***** Exercise materials *****

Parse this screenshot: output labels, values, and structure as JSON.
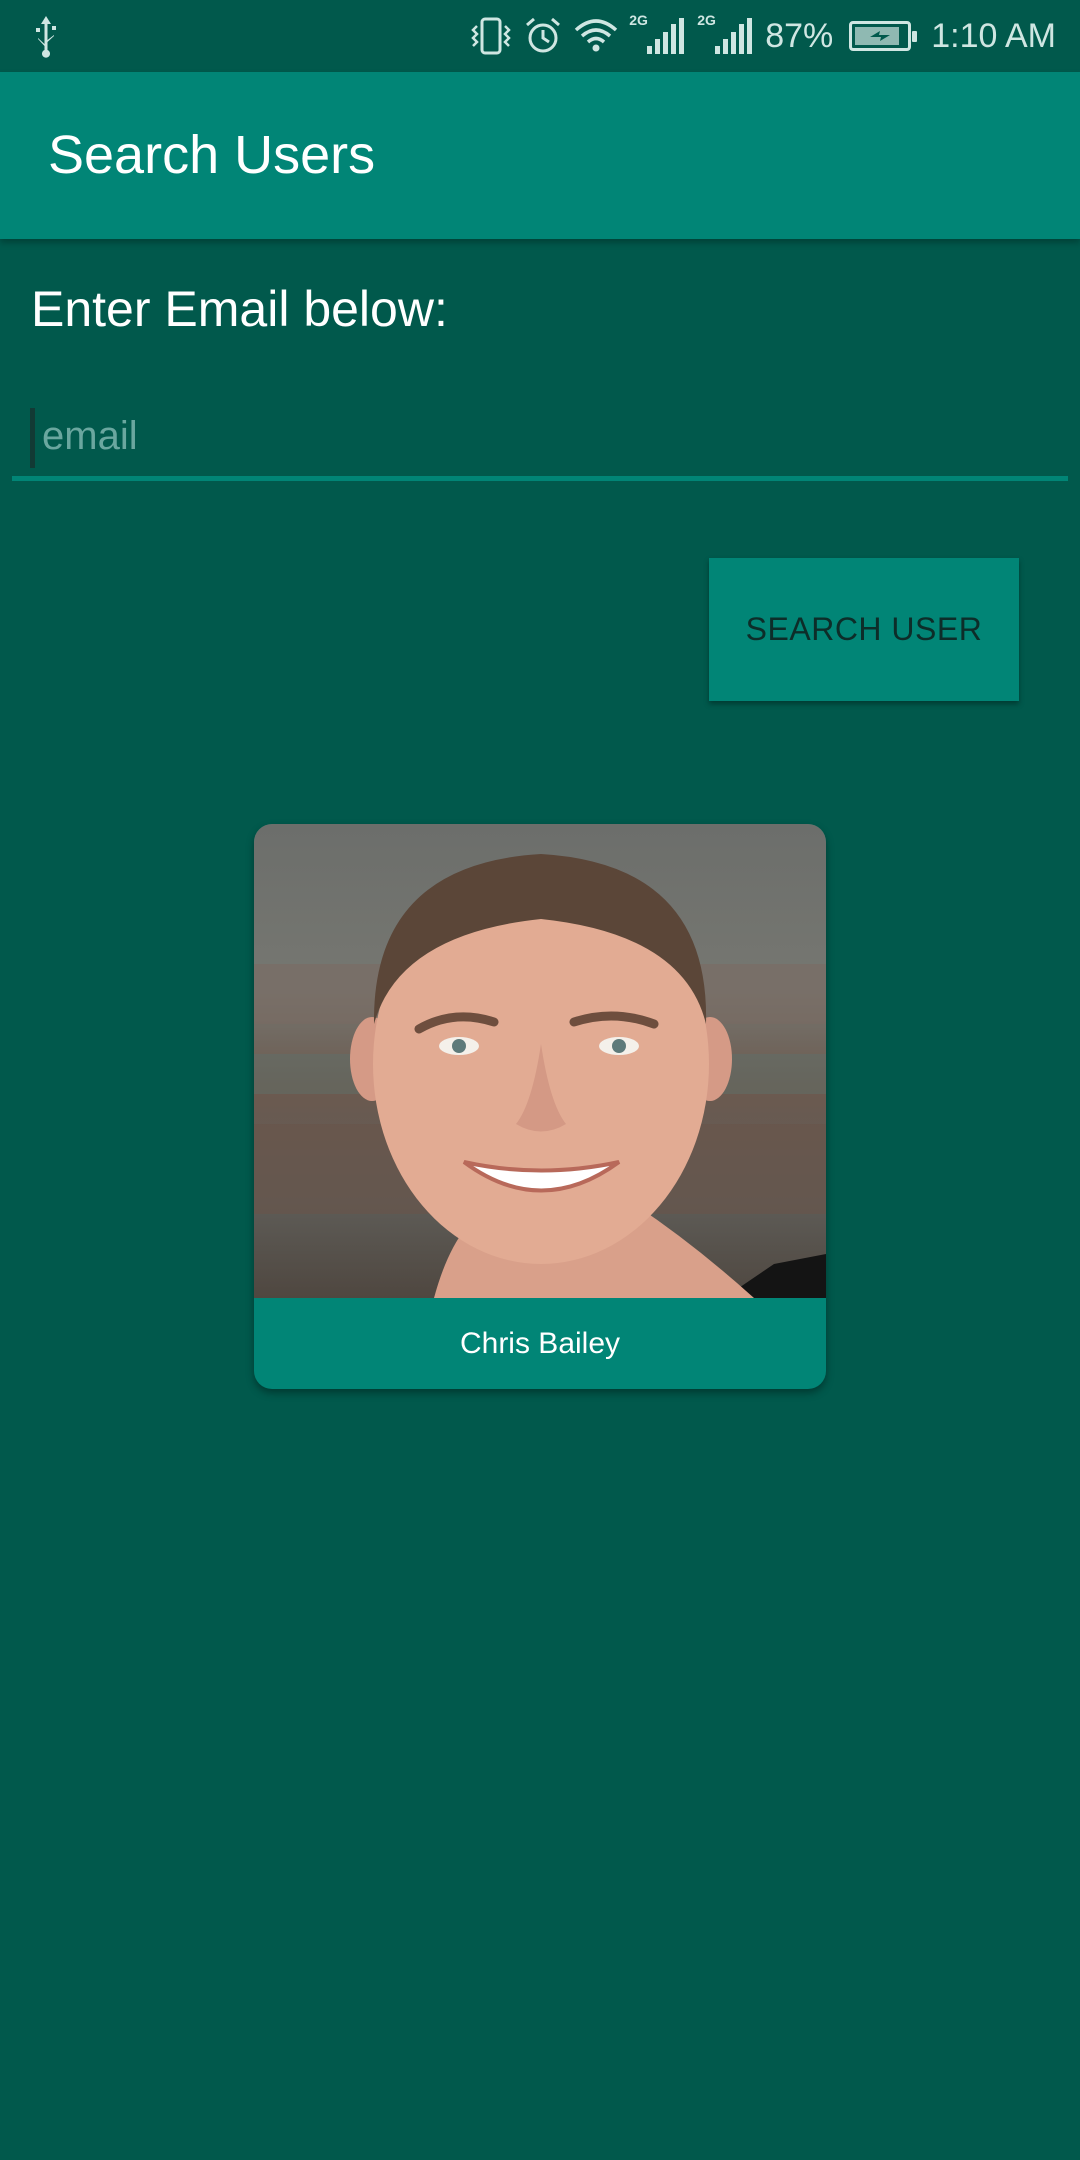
{
  "status_bar": {
    "battery_percent_text": "87%",
    "time": "1:10 AM",
    "network_tag_1": "2G",
    "network_tag_2": "2G",
    "battery_level": 0.87,
    "icons": [
      "usb-icon",
      "vibrate-icon",
      "alarm-icon",
      "wifi-icon",
      "signal-icon",
      "signal-icon",
      "battery-charging-icon"
    ]
  },
  "app_bar": {
    "title": "Search Users"
  },
  "form": {
    "prompt": "Enter Email below:",
    "email_placeholder": "email",
    "email_value": "",
    "search_button_label": "SEARCH USER"
  },
  "result": {
    "name": "Chris Bailey",
    "photo": "user-photo"
  },
  "colors": {
    "background": "#01594c",
    "app_bar": "#018576",
    "accent": "#018576",
    "text": "#ffffff"
  }
}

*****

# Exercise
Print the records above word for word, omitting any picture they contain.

# Solution
Parse this screenshot: output labels, values, and structure as JSON.
{
  "status_bar": {
    "battery_percent_text": "87%",
    "time": "1:10 AM",
    "network_tag_1": "2G",
    "network_tag_2": "2G",
    "battery_level": 0.87,
    "icons": [
      "usb-icon",
      "vibrate-icon",
      "alarm-icon",
      "wifi-icon",
      "signal-icon",
      "signal-icon",
      "battery-charging-icon"
    ]
  },
  "app_bar": {
    "title": "Search Users"
  },
  "form": {
    "prompt": "Enter Email below:",
    "email_placeholder": "email",
    "email_value": "",
    "search_button_label": "SEARCH USER"
  },
  "result": {
    "name": "Chris Bailey",
    "photo": "user-photo"
  },
  "colors": {
    "background": "#01594c",
    "app_bar": "#018576",
    "accent": "#018576",
    "text": "#ffffff"
  }
}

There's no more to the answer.